» **What you will do**
When a line of the records below contains the string "this", copy that whole line.

Excerpts from a dataset
----------
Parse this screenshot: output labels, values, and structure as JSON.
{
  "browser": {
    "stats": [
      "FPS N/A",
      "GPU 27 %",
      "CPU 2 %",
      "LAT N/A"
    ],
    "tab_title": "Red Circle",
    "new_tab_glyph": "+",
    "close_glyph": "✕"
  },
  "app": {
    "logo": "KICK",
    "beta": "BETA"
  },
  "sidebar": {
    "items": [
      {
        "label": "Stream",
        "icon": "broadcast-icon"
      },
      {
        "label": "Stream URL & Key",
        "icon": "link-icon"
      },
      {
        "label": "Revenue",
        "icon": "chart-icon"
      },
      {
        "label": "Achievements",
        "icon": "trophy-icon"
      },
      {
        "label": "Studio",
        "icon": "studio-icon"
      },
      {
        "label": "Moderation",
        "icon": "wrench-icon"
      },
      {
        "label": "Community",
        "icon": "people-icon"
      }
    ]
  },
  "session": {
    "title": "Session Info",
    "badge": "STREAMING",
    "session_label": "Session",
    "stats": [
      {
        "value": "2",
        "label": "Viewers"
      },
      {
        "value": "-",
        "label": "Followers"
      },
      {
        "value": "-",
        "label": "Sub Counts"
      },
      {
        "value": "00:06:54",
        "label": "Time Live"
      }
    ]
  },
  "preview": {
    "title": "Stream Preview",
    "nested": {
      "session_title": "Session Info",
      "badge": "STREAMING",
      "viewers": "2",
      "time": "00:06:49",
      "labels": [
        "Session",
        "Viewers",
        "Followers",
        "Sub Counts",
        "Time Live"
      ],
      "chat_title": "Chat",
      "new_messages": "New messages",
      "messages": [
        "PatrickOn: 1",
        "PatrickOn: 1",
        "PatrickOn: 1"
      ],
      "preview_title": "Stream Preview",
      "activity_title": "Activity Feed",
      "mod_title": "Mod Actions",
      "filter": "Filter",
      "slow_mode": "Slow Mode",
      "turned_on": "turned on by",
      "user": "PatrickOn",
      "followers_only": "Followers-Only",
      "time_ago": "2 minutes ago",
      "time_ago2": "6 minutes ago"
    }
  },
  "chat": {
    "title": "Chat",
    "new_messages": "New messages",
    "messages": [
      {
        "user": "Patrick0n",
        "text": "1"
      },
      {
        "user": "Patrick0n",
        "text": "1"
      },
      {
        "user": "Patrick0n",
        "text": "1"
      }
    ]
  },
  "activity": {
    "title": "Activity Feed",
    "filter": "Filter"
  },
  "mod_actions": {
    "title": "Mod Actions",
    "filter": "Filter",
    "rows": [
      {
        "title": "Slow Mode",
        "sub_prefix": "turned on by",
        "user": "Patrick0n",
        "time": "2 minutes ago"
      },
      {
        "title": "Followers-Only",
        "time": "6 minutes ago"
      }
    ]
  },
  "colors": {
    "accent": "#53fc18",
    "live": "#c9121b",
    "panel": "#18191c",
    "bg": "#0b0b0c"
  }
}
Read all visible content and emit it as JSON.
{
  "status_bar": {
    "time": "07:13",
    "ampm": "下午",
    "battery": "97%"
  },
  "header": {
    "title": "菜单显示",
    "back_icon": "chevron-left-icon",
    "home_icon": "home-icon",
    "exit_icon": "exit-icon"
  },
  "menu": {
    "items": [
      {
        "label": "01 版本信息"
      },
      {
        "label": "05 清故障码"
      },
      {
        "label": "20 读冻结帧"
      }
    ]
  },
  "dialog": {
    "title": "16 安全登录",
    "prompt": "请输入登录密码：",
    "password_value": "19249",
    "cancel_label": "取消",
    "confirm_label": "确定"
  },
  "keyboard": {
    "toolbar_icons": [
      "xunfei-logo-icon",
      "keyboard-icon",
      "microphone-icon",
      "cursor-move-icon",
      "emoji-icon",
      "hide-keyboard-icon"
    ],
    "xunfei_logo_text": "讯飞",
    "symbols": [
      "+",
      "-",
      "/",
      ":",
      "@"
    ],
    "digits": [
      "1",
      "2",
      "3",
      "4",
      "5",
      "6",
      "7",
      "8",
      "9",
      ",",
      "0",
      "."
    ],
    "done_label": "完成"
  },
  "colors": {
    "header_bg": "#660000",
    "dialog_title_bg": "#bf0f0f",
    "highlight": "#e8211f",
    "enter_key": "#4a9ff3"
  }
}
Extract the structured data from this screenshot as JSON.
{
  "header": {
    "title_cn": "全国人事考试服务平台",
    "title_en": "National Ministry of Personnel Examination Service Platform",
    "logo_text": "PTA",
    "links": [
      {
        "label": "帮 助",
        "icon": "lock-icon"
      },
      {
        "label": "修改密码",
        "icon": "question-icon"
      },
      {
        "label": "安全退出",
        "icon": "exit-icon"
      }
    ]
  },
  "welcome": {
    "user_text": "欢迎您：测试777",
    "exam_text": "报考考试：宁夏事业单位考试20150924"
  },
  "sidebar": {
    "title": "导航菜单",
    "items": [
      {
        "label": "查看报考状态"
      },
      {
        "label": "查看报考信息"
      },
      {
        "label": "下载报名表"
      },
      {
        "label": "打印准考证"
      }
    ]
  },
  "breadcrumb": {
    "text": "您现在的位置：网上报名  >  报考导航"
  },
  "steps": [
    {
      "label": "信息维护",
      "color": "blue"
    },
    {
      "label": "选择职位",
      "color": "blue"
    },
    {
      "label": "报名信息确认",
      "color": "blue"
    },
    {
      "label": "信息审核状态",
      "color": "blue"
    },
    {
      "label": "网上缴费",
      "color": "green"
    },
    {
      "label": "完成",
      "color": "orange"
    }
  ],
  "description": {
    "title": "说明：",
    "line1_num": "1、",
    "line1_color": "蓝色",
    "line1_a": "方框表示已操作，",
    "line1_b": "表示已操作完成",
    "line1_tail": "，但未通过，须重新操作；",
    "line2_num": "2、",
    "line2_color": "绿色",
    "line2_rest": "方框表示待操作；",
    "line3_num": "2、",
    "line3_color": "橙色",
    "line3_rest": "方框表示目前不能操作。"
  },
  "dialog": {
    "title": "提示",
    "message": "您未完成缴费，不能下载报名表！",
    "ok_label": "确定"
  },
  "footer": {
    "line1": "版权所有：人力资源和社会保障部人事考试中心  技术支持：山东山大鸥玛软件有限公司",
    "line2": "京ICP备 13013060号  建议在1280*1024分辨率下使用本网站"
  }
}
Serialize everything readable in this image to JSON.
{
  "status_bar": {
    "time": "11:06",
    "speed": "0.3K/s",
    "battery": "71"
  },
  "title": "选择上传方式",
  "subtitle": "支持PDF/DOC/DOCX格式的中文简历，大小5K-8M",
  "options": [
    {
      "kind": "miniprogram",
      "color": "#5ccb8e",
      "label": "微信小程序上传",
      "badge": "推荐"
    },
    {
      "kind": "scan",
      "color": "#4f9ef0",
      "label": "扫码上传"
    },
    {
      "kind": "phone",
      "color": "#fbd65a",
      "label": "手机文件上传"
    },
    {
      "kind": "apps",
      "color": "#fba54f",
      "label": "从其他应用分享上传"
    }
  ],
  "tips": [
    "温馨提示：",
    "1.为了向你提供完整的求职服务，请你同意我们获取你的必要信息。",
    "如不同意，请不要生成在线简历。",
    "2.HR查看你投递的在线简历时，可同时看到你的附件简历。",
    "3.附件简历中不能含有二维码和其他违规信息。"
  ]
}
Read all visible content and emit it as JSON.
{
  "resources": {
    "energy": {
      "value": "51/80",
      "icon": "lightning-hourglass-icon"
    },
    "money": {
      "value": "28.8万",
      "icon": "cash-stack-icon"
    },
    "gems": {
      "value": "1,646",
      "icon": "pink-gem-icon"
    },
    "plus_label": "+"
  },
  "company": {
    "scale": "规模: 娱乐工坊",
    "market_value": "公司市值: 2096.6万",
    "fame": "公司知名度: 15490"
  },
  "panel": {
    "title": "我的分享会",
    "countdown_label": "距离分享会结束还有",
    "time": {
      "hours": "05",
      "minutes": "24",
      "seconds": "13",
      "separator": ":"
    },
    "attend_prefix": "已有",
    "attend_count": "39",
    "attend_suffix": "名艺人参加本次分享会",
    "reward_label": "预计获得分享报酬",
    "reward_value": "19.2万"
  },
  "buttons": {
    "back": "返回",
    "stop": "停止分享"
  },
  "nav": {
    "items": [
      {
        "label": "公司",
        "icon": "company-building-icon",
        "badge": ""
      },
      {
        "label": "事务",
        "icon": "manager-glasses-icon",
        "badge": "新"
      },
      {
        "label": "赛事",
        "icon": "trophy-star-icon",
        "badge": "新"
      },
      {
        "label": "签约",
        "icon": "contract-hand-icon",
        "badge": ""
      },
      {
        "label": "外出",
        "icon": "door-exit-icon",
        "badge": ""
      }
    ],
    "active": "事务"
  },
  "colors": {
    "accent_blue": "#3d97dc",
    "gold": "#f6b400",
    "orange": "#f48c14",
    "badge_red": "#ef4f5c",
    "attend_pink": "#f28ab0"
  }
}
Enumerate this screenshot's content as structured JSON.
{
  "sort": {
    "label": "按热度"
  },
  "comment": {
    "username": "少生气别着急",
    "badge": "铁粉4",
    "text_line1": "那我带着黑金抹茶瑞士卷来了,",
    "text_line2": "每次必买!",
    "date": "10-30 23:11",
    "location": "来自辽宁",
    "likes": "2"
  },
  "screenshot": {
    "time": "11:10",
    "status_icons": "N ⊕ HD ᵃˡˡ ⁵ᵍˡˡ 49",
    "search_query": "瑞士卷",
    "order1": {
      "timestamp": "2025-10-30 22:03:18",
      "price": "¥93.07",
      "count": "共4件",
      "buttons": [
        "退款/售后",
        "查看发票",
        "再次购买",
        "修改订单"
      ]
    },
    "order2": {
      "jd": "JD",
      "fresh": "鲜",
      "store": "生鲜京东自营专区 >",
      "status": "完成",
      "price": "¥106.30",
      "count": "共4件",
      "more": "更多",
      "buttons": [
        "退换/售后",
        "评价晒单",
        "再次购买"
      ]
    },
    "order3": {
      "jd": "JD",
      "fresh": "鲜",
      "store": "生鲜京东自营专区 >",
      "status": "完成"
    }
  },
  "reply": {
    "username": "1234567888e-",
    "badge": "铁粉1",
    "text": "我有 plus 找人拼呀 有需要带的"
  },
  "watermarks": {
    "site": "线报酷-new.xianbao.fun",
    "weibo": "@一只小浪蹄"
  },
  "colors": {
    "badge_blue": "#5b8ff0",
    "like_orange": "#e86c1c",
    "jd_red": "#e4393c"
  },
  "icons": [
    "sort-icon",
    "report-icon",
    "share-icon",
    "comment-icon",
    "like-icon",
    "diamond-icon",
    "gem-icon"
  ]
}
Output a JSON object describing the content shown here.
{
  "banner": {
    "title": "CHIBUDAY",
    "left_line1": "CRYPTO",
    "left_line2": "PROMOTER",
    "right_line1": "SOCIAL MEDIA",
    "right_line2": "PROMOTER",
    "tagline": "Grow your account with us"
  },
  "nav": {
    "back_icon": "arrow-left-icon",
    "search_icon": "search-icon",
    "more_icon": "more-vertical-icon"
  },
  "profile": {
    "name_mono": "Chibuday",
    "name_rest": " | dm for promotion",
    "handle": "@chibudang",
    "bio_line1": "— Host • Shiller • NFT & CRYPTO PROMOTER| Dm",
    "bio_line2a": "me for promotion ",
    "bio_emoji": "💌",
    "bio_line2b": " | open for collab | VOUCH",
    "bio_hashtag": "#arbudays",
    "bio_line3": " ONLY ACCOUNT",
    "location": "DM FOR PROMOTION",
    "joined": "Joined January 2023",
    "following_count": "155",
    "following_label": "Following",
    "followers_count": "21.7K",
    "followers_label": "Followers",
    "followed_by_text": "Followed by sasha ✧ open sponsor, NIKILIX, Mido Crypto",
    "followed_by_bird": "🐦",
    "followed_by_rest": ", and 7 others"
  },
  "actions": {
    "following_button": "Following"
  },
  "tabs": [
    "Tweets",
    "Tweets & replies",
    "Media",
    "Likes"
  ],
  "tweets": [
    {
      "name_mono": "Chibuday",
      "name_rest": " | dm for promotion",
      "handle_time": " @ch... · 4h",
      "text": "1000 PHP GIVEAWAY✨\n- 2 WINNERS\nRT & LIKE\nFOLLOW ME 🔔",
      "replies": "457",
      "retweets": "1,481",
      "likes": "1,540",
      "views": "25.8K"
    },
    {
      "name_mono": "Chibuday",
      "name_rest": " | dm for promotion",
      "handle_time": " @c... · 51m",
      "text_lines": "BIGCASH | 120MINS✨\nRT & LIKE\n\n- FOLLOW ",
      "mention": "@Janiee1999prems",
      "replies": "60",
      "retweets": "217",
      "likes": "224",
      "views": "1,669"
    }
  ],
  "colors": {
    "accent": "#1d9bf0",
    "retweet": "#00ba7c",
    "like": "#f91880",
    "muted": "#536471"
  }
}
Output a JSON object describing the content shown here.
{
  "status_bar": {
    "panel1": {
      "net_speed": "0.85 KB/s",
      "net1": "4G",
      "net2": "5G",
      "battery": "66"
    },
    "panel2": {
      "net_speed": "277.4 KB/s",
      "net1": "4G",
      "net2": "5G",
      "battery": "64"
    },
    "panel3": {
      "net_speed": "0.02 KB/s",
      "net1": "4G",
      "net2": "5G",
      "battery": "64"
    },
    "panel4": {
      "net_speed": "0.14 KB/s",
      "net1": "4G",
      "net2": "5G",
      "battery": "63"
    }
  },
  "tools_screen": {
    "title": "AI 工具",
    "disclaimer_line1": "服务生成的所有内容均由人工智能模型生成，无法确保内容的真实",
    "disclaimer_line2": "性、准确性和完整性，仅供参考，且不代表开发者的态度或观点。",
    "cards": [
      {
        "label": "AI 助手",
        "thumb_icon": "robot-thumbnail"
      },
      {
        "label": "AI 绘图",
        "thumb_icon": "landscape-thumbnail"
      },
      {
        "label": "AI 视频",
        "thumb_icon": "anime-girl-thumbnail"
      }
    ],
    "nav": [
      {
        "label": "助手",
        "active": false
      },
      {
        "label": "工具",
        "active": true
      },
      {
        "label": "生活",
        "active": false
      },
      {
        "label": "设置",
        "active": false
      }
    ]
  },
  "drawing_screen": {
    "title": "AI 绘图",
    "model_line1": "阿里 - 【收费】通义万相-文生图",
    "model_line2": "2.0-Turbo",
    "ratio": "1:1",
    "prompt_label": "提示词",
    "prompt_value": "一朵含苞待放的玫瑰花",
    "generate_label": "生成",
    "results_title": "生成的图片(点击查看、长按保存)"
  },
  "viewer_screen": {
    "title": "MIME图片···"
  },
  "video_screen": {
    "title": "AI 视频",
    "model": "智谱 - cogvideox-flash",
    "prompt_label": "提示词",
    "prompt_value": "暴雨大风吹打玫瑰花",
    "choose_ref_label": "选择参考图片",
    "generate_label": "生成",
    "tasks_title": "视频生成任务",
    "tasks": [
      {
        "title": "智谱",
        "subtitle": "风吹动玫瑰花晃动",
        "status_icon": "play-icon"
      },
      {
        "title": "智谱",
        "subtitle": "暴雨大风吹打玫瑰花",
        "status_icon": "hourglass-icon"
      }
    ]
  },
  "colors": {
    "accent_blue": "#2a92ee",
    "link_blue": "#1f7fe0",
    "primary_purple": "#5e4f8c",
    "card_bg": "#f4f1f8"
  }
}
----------
» **Completed task**
Parse this screenshot: output labels, values, and structure as JSON.
Extract the structured data from this screenshot as JSON.
Serialize everything readable in this image to JSON.
Enumerate this screenshot's content as structured JSON.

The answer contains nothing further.